The House passed legislation late Thursday, H.R. 3193, the Consumer Financial Freedom and Washington Accountability Act, to place significant curbs on the Consumer Financial Protection Bureau — what the House Financial Services Committee chairman says is likely the “single most powerful and least accountable agency in Washington.”
The bill was sponsored by Rep. Sean Duffy, R-Wis., and passed by a 232-182 vote. It would not only replace the CFPB’s director with a bipartisan board, but it would also place the bureau’s employees — whose annual compensation averages $178,521, according to House Financial Services Committee Chairman Jeb Hensarling, R-Texas — on the civil service pay scale, and would require that the bureau be funded through congressional appropriations.
It’s unclear whether the bill has any support in the Senate.
“When it comes to our credit cards, our auto loans, our mortgages, the CFPB has unbridled, discretionary power not only to make them less available and more expensive, but to absolutely take them away,” said Hensarling in comments Thursday on the House floor.
Rep. Randy Neugebauer, R-Texas, added that he was worried about the CFPB’s current ability to draw money directly from the Federal Reserve.
“The CFPB has unusually broad regulatory authority that reaches across our economy,” he said. “But since it operates outside the normal budgeting process, it has almost no accountability to our taxpayers. That worries me.”
H.R. 3193 includes a series of bills passed by the Financial Services Committee, including H.R. 3519, the Bureau of Consumer Financial Protection Accountability and Transparency Act of 2013, authored by Neugebauer, which would subject CFPB to the appropriations process like other regulators.
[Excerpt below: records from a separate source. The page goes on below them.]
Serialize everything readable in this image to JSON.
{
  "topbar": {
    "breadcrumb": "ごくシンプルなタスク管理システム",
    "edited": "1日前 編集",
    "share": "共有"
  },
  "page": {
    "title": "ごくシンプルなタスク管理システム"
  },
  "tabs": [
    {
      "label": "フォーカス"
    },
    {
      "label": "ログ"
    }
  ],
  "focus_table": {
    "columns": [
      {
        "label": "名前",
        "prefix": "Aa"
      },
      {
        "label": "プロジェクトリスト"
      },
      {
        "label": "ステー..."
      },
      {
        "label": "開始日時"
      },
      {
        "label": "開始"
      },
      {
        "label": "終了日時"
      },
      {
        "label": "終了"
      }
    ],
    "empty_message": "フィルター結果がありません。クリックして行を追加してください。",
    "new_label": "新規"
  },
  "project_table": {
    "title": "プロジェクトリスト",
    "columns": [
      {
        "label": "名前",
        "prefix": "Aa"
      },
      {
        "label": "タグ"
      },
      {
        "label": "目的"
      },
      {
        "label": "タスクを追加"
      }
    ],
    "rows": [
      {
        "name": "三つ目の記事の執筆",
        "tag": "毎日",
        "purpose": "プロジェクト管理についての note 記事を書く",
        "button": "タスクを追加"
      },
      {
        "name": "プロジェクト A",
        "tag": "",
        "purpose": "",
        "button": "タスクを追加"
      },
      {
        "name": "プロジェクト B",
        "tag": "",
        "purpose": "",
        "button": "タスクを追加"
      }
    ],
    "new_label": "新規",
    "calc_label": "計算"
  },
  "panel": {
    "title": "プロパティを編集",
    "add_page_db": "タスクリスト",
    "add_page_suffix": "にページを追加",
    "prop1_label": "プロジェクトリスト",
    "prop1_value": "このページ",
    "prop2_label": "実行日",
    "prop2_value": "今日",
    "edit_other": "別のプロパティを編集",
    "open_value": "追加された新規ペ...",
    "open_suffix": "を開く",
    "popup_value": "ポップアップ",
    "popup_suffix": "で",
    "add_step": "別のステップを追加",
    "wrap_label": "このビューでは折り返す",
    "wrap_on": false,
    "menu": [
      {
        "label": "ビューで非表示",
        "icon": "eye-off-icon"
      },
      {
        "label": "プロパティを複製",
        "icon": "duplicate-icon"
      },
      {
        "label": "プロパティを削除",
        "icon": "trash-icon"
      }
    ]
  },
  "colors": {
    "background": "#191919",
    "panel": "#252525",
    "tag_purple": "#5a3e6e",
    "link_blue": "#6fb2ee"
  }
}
But the House democratic opposition, led by Rep. Maxine Waters, D-Calif., ranking member of the House Financial Services Committee, condemned the legislation for making “drastic changes that weaken the bureau,” like eliminating the director, ending CFPB’s independent funding stream and making it easier for CFPB rulings to be overturned.
In a statement, Waters highlighted the CFPB’s “remarkable record of success in just over two years,” pointing to enforcement actions that have resulted in $3 billion being directly refunded to nearly 10 million consumers.
“Today’s vote is just the latest chapter in a relentless Republican attack on consumer protection,” she said. “Since opening its doors in 2011, the CFPB has gone to bat for those who have been subject to the deceptive practices of unscrupulous financial institutions. And though it has been immensely successful, Republicans have tried to undercut it in every way possible.”
House GOP members are also balking at the CFPB’s “massive” collection of consumer data as well as its lavish revamp of its Washington headquarters.
“The CFPB will soon hold financial data of 10 million Americans — without their permission or knowledge,” Neugebauer said. “It’s as if they’re competing with NSA to see which agency can gather more information. Large-scale government data collection like this raises red flags about privacy and security.”
The bureau says it uses the information, which includes data on mortgages and credit card accounts, to “better understand consumers, financial services providers and consumer financial markets.” The Dodd-Frank Act, which created the bureau, forbids it from gathering data to mine personally idenitfiable information.
Hensarling noted the $145 million that the CFPB is devoting to renovate a $150 million headquarter building “they don’t even own.” This renovation rate per square foot, he said, “is three times the average Washington, D.C. luxury, class-A renovation rate.”
The per-square-foot renovation cost of $483, Hensarling said, is “more money to renovate a building they don’t own than Dubai’s Burj Khalifa, the single-tallest skyscraper in the world. Now ironically enough, the architectural firm which designed the Burj Khalifa in Dubai is the same world-renowned architectural firm that the CFPB paid over $7 million to design their headquarter renovations.”
CFPB Director Richard Cordray has told the Senate that he would rather not renovate the building but the HVAC and other infrastructure need to be “brought up to snuff,” Bloomberg reported.